(Washington, DC) – The Institute of Scrap Recycling Industries (ISRI) today joins in the nationwide celebration of National Manufacturing Day by highlighting the essential role of the recycling industry to the U.S. manufacturing landscape.
“National Manufacturing Day helps call attention to the essential role recycling plays in America’s economy, and the industry’s potential for new innovations and job creation,” said ISRI President Robin Wiener. “As the first link in the manufacturing supply chain, the recycling industry provides a critical source of raw material to manufacturers. The need for which has proven greater than before as recycled materials have been transformed into essential tools for use in critical healthcare supplies and other needs for today’s world,” Wiener added.
Recycling operations are an essential part of critical manufacturers' supply chain, supplying 40 percent (on average across all commodities) of their raw material needs.
- The U.S. steel industry relies on ferrous scrap as its largest single raw material input. In fact, 70 percent of all U.S. produced steel and stainless steel is made from ferrous and stainless scrap supplied by recyclers.
- More than 75 percent of U.S. paper mills depend upon recovered fiber from recycling operations for their daily production needs.
- Recyclers are responsible for supplying 58 percent of the feedstock to tissue mills throughout the United States, which are responsible for producing the toilet paper and tissues needed every day by citizens throughout the U.S. and which are currently in critical supply.
- More than half of all aluminum consumption by manufacturers in the United States comes from scrap.
- Copper and copper alloy production in the United States is also heavily dependent on scrap as a raw material input. Copper scrap provides approximately one‐third of the supply of all copper, brass, and bronze produced in the U.S.
- The increased demand for and delivery of food items are dependent upon food packaging which in turn is produced using a variety of grades of recovered paper and plastics, made from recyclables collected and processed by the scrap recycling industry.
Without the continued supply of specification‐grade scrap into these operations, many companies would be forced to curtail their operations.

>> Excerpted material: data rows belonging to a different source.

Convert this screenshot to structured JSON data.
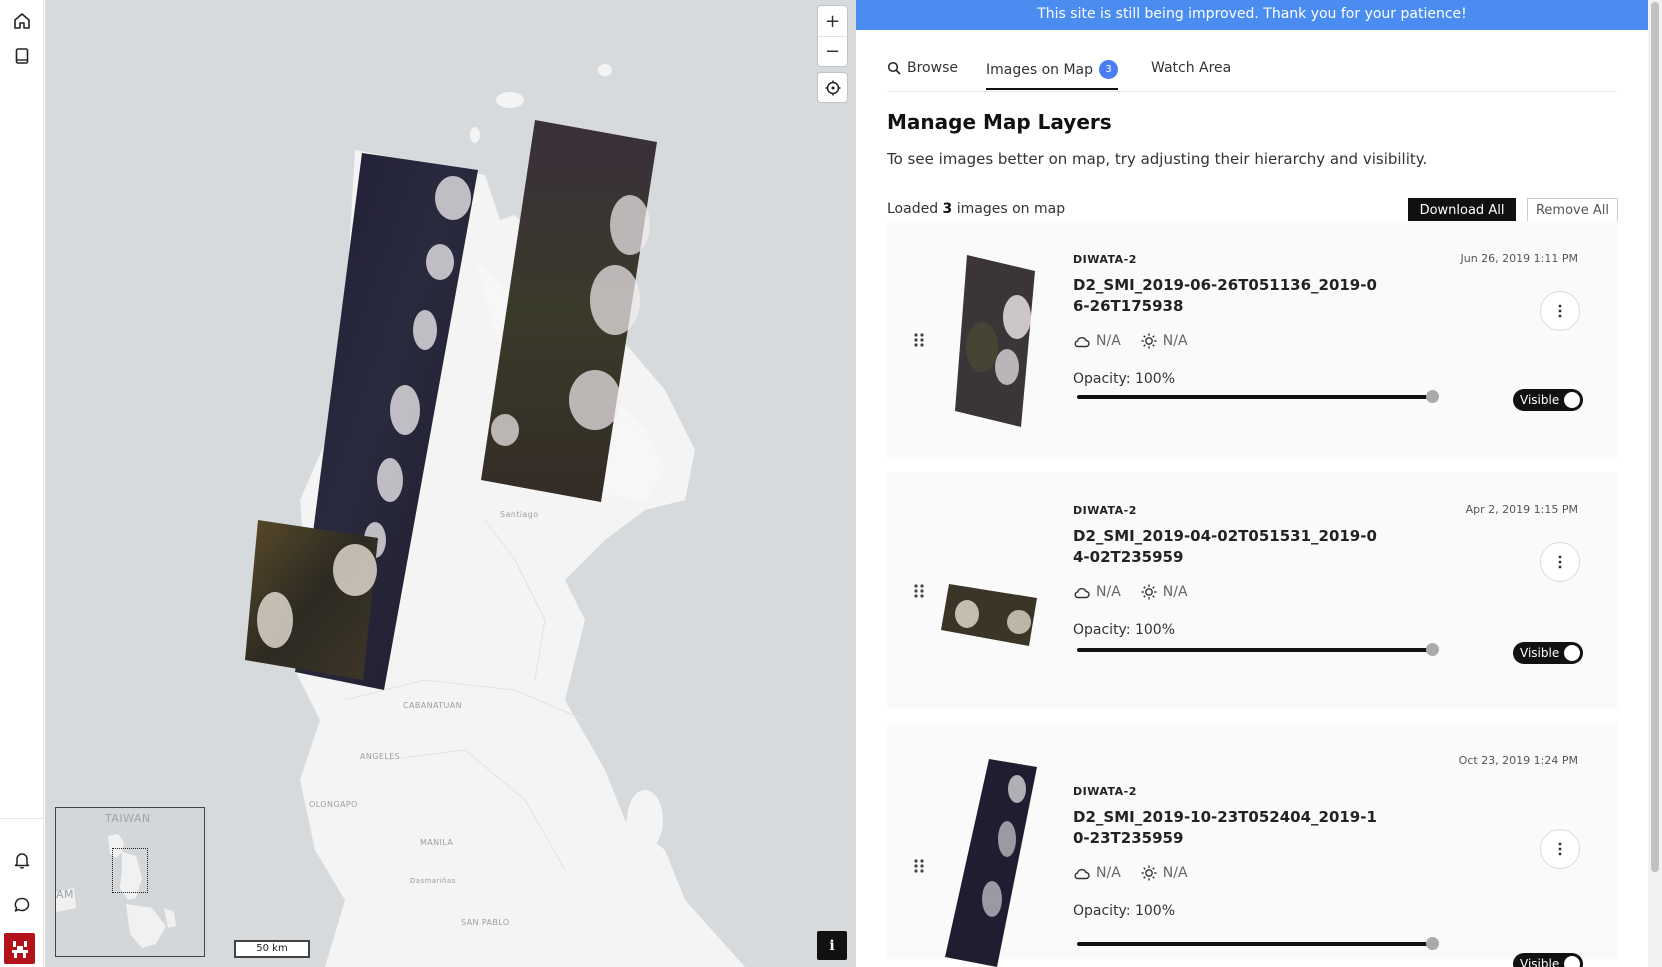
{
  "rail": {
    "top_icons": [
      "home-icon",
      "book-icon"
    ],
    "bottom_icons": [
      "bell-icon",
      "chat-icon"
    ]
  },
  "map": {
    "labels": {
      "santiago": "Santiago",
      "cabanatuan": "CABANATUAN",
      "angeles": "ANGELES",
      "olongapo": "OLONGAPO",
      "manila": "MANILA",
      "dasmarinas": "Dasmariñas",
      "san_pablo": "SAN PABLO"
    },
    "zoom_in": "+",
    "zoom_out": "−",
    "minimap": {
      "taiwan": "TAIWAN",
      "am": "AM"
    },
    "scale": "50 km",
    "info": "i"
  },
  "panel": {
    "banner": "This site is still being improved. Thank you for your patience!",
    "tabs": [
      {
        "label": "Browse"
      },
      {
        "label": "Images on Map",
        "badge": "3"
      },
      {
        "label": "Watch Area"
      }
    ],
    "heading": "Manage Map Layers",
    "subtitle": "To see images better on map, try adjusting their hierarchy and visibility.",
    "loaded_prefix": "Loaded",
    "loaded_count": "3",
    "loaded_suffix": "images on map",
    "download_all": "Download All",
    "remove_all": "Remove All",
    "images": [
      {
        "satellite": "DIWATA-2",
        "date": "Jun 26, 2019 1:11 PM",
        "name": "D2_SMI_2019-06-26T051136_2019-06-26T175938",
        "cloud": "N/A",
        "sun": "N/A",
        "opacity_label": "Opacity: 100%",
        "opacity": 1.0,
        "visible_label": "Visible"
      },
      {
        "satellite": "DIWATA-2",
        "date": "Apr 2, 2019 1:15 PM",
        "name": "D2_SMI_2019-04-02T051531_2019-04-02T235959",
        "cloud": "N/A",
        "sun": "N/A",
        "opacity_label": "Opacity: 100%",
        "opacity": 1.0,
        "visible_label": "Visible"
      },
      {
        "satellite": "DIWATA-2",
        "date": "Oct 23, 2019 1:24 PM",
        "name": "D2_SMI_2019-10-23T052404_2019-10-23T235959",
        "cloud": "N/A",
        "sun": "N/A",
        "opacity_label": "Opacity: 100%",
        "opacity": 1.0,
        "visible_label": "Visible"
      }
    ]
  },
  "colors": {
    "banner": "#4a8cf0",
    "badge": "#4a7ef0",
    "brand": "#b3121b"
  }
}
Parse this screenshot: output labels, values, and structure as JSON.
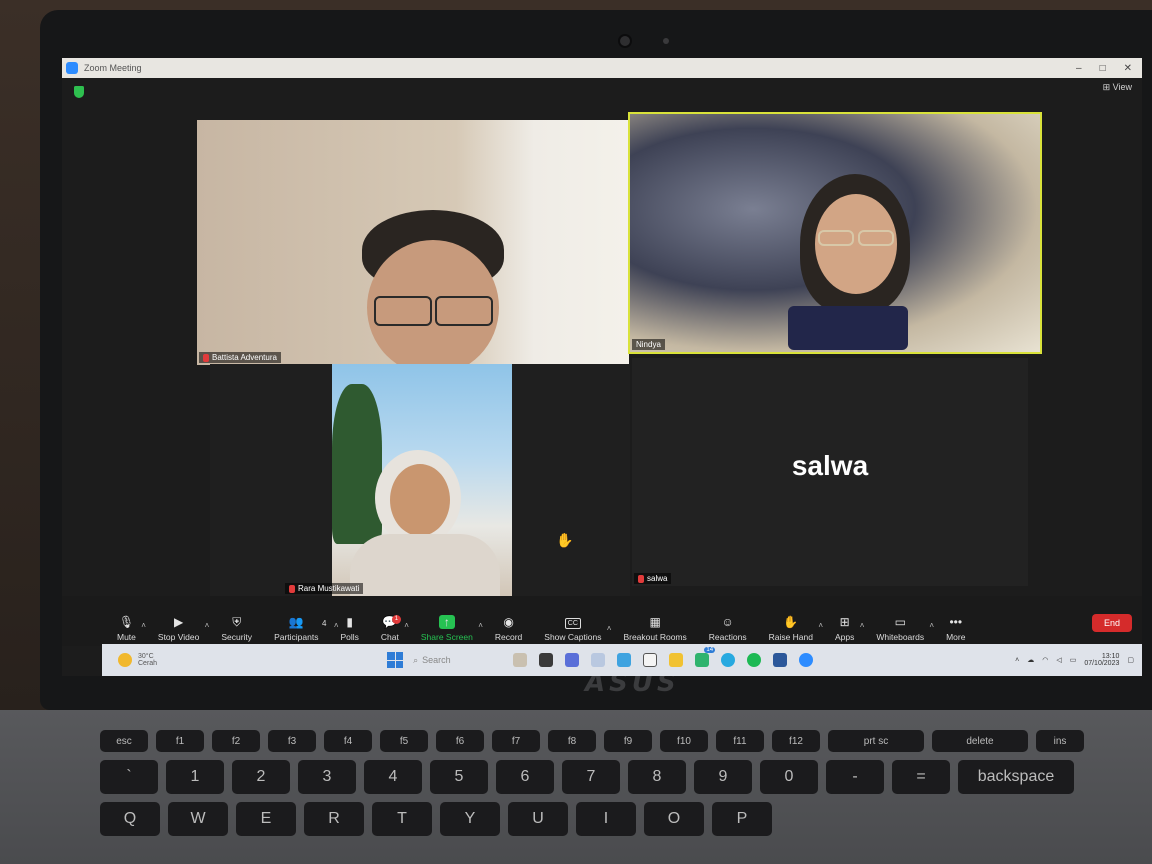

Additionally, the recycling industry is a leader in economic output, job creation, resource sustainability, energy savings, and global trade. Approximately 164,154 jobs are being directly supported by the recycling and brokerage operations of the scrap industry in the U.S. In addition, 367,356 jobs are indirectly supported by the industry through suppliers and the indirect impact of the industry’s expenditures. The indirect jobs include thousands of people in other sectors such as servers in restaurants, construction workers, teachers, and other professionals.
National Manufacturing Day occurs on the first Friday of October. It encourages American manufacturers to come together to address their collective challenges so they can help their communities and future generations thrive.
The Institute of Scrap Recycling Industries, Inc. (ISRI) is the "Voice of the Recycling Industry™." ISRI represents 1,300 companies in 20 chapters in the U.S. and more than 40 countries that process, broker, and consume scrap commodities, including metals, paper, plastics, glass, rubber, electronics, and textiles. With headquarters in Washington, DC, the Institute provides education, advocacy, safety and compliance training, and promotes public awareness of the vital role recycling plays in the U.S. economy, global trade, the environment and sustainable development. Generating nearly $110 billion annually in U.S. economic activity, the scrap recycling industry provides more than 500,000 Americans with good jobs.